#### EXERCISE REQUIREMENTS:
Output all of the entries beneath, exactly as written.

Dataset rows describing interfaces
<<<<
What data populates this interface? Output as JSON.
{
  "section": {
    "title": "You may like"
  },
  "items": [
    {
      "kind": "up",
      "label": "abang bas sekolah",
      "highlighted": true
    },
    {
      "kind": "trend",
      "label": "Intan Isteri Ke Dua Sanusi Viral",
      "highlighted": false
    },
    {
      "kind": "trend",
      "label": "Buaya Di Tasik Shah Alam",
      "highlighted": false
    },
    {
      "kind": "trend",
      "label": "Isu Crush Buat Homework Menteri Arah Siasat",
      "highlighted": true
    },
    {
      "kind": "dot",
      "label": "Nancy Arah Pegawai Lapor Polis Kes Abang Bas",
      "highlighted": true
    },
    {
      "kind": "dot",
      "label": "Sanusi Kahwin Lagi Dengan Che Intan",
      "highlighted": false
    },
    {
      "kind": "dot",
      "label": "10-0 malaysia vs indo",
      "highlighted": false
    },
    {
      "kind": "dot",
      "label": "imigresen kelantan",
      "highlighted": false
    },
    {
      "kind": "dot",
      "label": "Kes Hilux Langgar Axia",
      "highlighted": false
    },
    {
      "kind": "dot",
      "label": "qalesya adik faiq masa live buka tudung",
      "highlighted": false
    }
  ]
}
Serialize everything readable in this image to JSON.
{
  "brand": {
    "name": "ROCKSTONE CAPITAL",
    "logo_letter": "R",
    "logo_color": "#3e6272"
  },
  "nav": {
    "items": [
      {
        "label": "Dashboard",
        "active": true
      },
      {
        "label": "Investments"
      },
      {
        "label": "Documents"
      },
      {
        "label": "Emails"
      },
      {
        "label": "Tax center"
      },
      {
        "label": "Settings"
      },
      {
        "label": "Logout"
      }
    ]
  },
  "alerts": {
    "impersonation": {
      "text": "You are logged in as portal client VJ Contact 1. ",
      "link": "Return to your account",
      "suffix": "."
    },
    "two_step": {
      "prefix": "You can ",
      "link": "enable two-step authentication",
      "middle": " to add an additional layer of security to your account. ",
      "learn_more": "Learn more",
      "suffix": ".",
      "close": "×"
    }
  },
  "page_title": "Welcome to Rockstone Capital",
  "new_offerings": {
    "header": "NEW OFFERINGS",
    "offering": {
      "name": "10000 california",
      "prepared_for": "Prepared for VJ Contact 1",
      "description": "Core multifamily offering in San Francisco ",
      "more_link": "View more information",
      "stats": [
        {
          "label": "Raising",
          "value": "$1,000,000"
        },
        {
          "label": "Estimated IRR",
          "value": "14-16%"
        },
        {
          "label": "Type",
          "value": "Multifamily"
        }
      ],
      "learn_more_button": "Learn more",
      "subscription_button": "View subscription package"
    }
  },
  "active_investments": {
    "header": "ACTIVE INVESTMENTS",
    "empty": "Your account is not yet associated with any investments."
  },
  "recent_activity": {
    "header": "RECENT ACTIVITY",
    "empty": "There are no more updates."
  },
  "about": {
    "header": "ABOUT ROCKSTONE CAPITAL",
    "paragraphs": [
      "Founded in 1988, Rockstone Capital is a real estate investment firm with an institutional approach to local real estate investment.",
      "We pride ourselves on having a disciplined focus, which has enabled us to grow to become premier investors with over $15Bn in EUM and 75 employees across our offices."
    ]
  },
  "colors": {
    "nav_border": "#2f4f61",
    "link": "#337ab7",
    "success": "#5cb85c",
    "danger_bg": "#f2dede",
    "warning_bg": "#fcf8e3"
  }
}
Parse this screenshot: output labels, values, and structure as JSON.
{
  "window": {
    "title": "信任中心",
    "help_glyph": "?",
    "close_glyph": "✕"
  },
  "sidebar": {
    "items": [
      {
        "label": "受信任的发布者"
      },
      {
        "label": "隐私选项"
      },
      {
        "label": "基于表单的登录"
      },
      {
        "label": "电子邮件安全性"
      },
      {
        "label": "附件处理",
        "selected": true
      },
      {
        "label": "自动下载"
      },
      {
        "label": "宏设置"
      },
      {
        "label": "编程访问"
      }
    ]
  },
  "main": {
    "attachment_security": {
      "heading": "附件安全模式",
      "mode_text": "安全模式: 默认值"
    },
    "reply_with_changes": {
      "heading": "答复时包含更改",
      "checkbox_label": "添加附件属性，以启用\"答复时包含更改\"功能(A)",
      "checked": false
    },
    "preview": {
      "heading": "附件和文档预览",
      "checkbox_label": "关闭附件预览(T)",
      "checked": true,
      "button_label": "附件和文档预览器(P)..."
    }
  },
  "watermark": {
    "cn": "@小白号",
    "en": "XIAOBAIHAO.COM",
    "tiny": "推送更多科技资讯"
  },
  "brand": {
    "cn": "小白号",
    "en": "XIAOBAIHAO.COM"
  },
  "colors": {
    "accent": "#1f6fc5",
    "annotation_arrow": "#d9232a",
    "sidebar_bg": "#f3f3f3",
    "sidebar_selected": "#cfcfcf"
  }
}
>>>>
#### EXERCISE ANSWER:
What data populates this interface? Output as JSON.
{
  "section": {
    "title": "You may like"
  },
  "items": [
    {
      "kind": "up",
      "label": "abang bas sekolah",
      "highlighted": true
    },
    {
      "kind": "trend",
      "label": "Intan Isteri Ke Dua Sanusi Viral",
      "highlighted": false
    },
    {
      "kind": "trend",
      "label": "Buaya Di Tasik Shah Alam",
      "highlighted": false
    },
    {
      "kind": "trend",
      "label": "Isu Crush Buat Homework Menteri Arah Siasat",
      "highlighted": true
    },
    {
      "kind": "dot",
      "label": "Nancy Arah Pegawai Lapor Polis Kes Abang Bas",
      "highlighted": true
    },
    {
      "kind": "dot",
      "label": "Sanusi Kahwin Lagi Dengan Che Intan",
      "highlighted": false
    },
    {
      "kind": "dot",
      "label": "10-0 malaysia vs indo",
      "highlighted": false
    },
    {
      "kind": "dot",
      "label": "imigresen kelantan",
      "highlighted": false
    },
    {
      "kind": "dot",
      "label": "Kes Hilux Langgar Axia",
      "highlighted": false
    },
    {
      "kind": "dot",
      "label": "qalesya adik faiq masa live buka tudung",
      "highlighted": false
    }
  ]
}
Serialize everything readable in this image to JSON.
{
  "brand": {
    "name": "ROCKSTONE CAPITAL",
    "logo_letter": "R",
    "logo_color": "#3e6272"
  },
  "nav": {
    "items": [
      {
        "label": "Dashboard",
        "active": true
      },
      {
        "label": "Investments"
      },
      {
        "label": "Documents"
      },
      {
        "label": "Emails"
      },
      {
        "label": "Tax center"
      },
      {
        "label": "Settings"
      },
      {
        "label": "Logout"
      }
    ]
  },
  "alerts": {
    "impersonation": {
      "text": "You are logged in as portal client VJ Contact 1. ",
      "link": "Return to your account",
      "suffix": "."
    },
    "two_step": {
      "prefix": "You can ",
      "link": "enable two-step authentication",
      "middle": " to add an additional layer of security to your account. ",
      "learn_more": "Learn more",
      "suffix": ".",
      "close": "×"
    }
  },
  "page_title": "Welcome to Rockstone Capital",
  "new_offerings": {
    "header": "NEW OFFERINGS",
    "offering": {
      "name": "10000 california",
      "prepared_for": "Prepared for VJ Contact 1",
      "description": "Core multifamily offering in San Francisco ",
      "more_link": "View more information",
      "stats": [
        {
          "label": "Raising",
          "value": "$1,000,000"
        },
        {
          "label": "Estimated IRR",
          "value": "14-16%"
        },
        {
          "label": "Type",
          "value": "Multifamily"
        }
      ],
      "learn_more_button": "Learn more",
      "subscription_button": "View subscription package"
    }
  },
  "active_investments": {
    "header": "ACTIVE INVESTMENTS",
    "empty": "Your account is not yet associated with any investments."
  },
  "recent_activity": {
    "header": "RECENT ACTIVITY",
    "empty": "There are no more updates."
  },
  "about": {
    "header": "ABOUT ROCKSTONE CAPITAL",
    "paragraphs": [
      "Founded in 1988, Rockstone Capital is a real estate investment firm with an institutional approach to local real estate investment.",
      "We pride ourselves on having a disciplined focus, which has enabled us to grow to become premier investors with over $15Bn in EUM and 75 employees across our offices."
    ]
  },
  "colors": {
    "nav_border": "#2f4f61",
    "link": "#337ab7",
    "success": "#5cb85c",
    "danger_bg": "#f2dede",
    "warning_bg": "#fcf8e3"
  }
}
Parse this screenshot: output labels, values, and structure as JSON.
{
  "window": {
    "title": "信任中心",
    "help_glyph": "?",
    "close_glyph": "✕"
  },
  "sidebar": {
    "items": [
      {
        "label": "受信任的发布者"
      },
      {
        "label": "隐私选项"
      },
      {
        "label": "基于表单的登录"
      },
      {
        "label": "电子邮件安全性"
      },
      {
        "label": "附件处理",
        "selected": true
      },
      {
        "label": "自动下载"
      },
      {
        "label": "宏设置"
      },
      {
        "label": "编程访问"
      }
    ]
  },
  "main": {
    "attachment_security": {
      "heading": "附件安全模式",
      "mode_text": "安全模式: 默认值"
    },
    "reply_with_changes": {
      "heading": "答复时包含更改",
      "checkbox_label": "添加附件属性，以启用\"答复时包含更改\"功能(A)",
      "checked": false
    },
    "preview": {
      "heading": "附件和文档预览",
      "checkbox_label": "关闭附件预览(T)",
      "checked": true,
      "button_label": "附件和文档预览器(P)..."
    }
  },
  "watermark": {
    "cn": "@小白号",
    "en": "XIAOBAIHAO.COM",
    "tiny": "推送更多科技资讯"
  },
  "brand": {
    "cn": "小白号",
    "en": "XIAOBAIHAO.COM"
  },
  "colors": {
    "accent": "#1f6fc5",
    "annotation_arrow": "#d9232a",
    "sidebar_bg": "#f3f3f3",
    "sidebar_selected": "#cfcfcf"
  }
}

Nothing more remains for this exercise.